■ Description of the task
Below is a block of records: output all of them exactly and leave out the pictures.

━━━━━ Data for this exercise ━━━━━

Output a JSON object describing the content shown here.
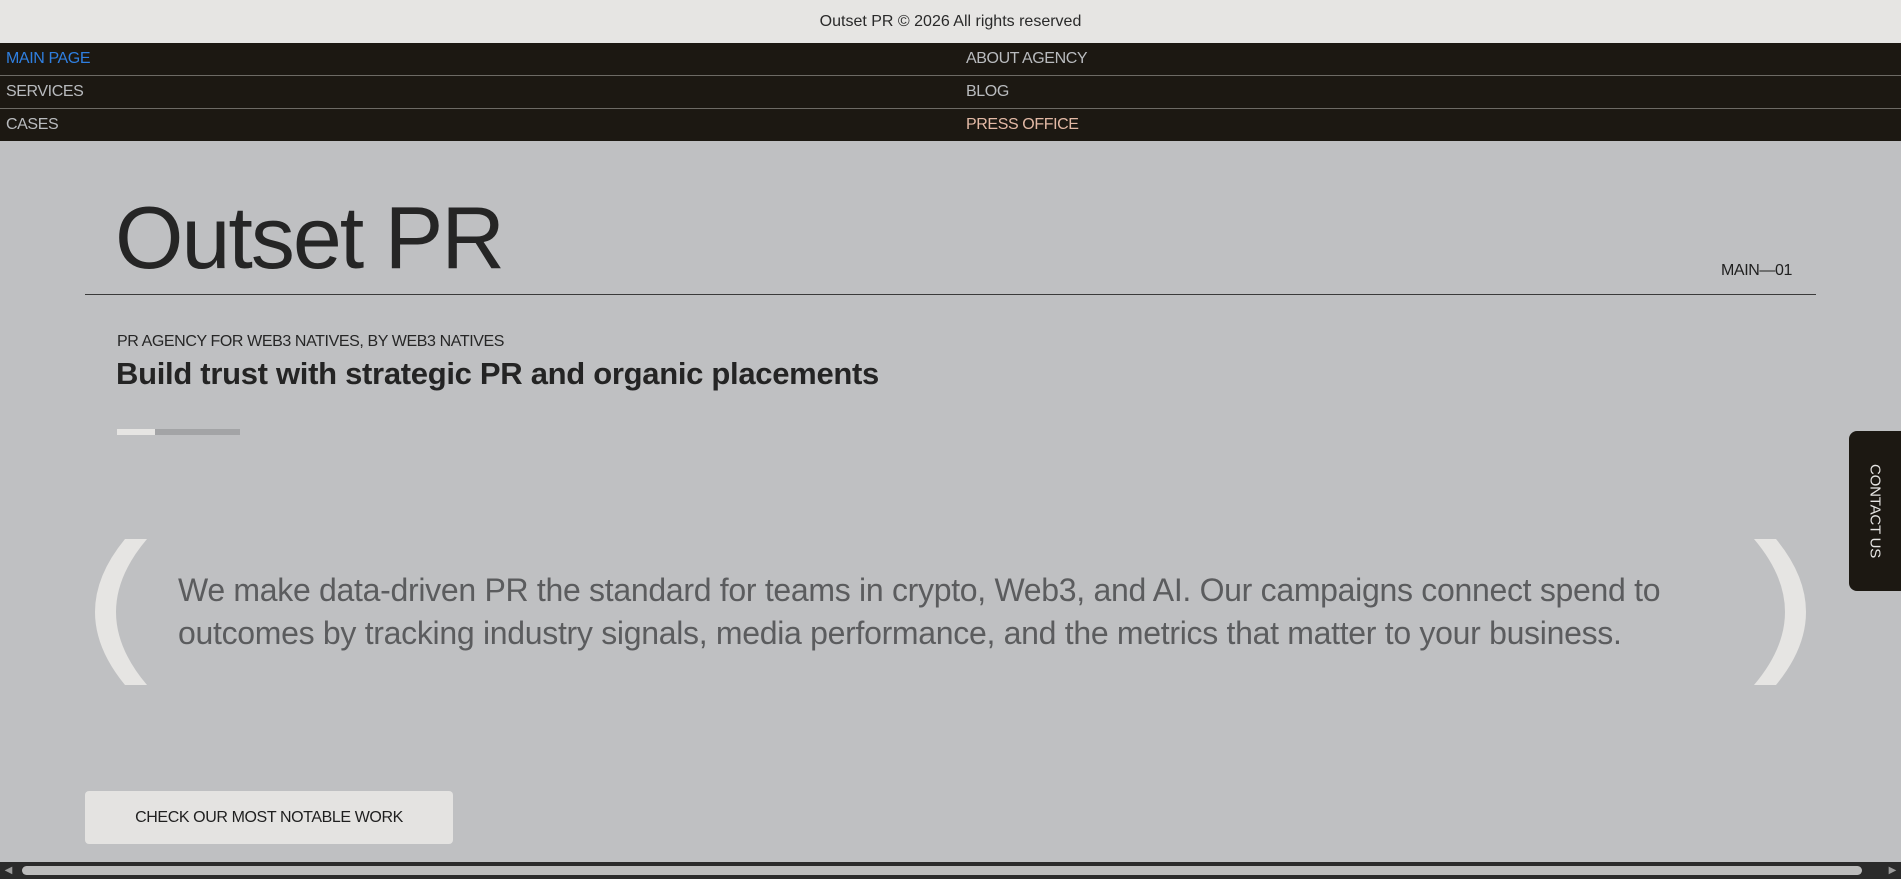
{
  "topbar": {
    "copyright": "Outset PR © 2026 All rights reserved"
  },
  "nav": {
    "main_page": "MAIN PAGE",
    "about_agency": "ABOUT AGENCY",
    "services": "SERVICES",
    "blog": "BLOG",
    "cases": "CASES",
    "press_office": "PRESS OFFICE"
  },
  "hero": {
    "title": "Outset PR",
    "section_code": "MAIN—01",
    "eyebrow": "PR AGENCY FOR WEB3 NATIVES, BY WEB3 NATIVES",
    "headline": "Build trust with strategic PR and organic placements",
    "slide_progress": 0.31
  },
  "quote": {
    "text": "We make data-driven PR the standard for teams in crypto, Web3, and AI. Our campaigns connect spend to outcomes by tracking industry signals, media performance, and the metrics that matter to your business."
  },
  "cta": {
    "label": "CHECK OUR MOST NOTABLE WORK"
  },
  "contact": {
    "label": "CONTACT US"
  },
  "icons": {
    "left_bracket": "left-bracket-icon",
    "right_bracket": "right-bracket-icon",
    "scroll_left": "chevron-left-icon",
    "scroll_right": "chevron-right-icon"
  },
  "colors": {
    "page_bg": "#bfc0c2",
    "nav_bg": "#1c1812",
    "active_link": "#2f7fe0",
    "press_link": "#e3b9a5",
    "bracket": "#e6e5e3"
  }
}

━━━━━

■ Reply
Output a JSON object describing the content shown here.
{
  "topbar": {
    "copyright": "Outset PR © 2026 All rights reserved"
  },
  "nav": {
    "main_page": "MAIN PAGE",
    "about_agency": "ABOUT AGENCY",
    "services": "SERVICES",
    "blog": "BLOG",
    "cases": "CASES",
    "press_office": "PRESS OFFICE"
  },
  "hero": {
    "title": "Outset PR",
    "section_code": "MAIN—01",
    "eyebrow": "PR AGENCY FOR WEB3 NATIVES, BY WEB3 NATIVES",
    "headline": "Build trust with strategic PR and organic placements",
    "slide_progress": 0.31
  },
  "quote": {
    "text": "We make data-driven PR the standard for teams in crypto, Web3, and AI. Our campaigns connect spend to outcomes by tracking industry signals, media performance, and the metrics that matter to your business."
  },
  "cta": {
    "label": "CHECK OUR MOST NOTABLE WORK"
  },
  "contact": {
    "label": "CONTACT US"
  },
  "icons": {
    "left_bracket": "left-bracket-icon",
    "right_bracket": "right-bracket-icon",
    "scroll_left": "chevron-left-icon",
    "scroll_right": "chevron-right-icon"
  },
  "colors": {
    "page_bg": "#bfc0c2",
    "nav_bg": "#1c1812",
    "active_link": "#2f7fe0",
    "press_link": "#e3b9a5",
    "bracket": "#e6e5e3"
  }
}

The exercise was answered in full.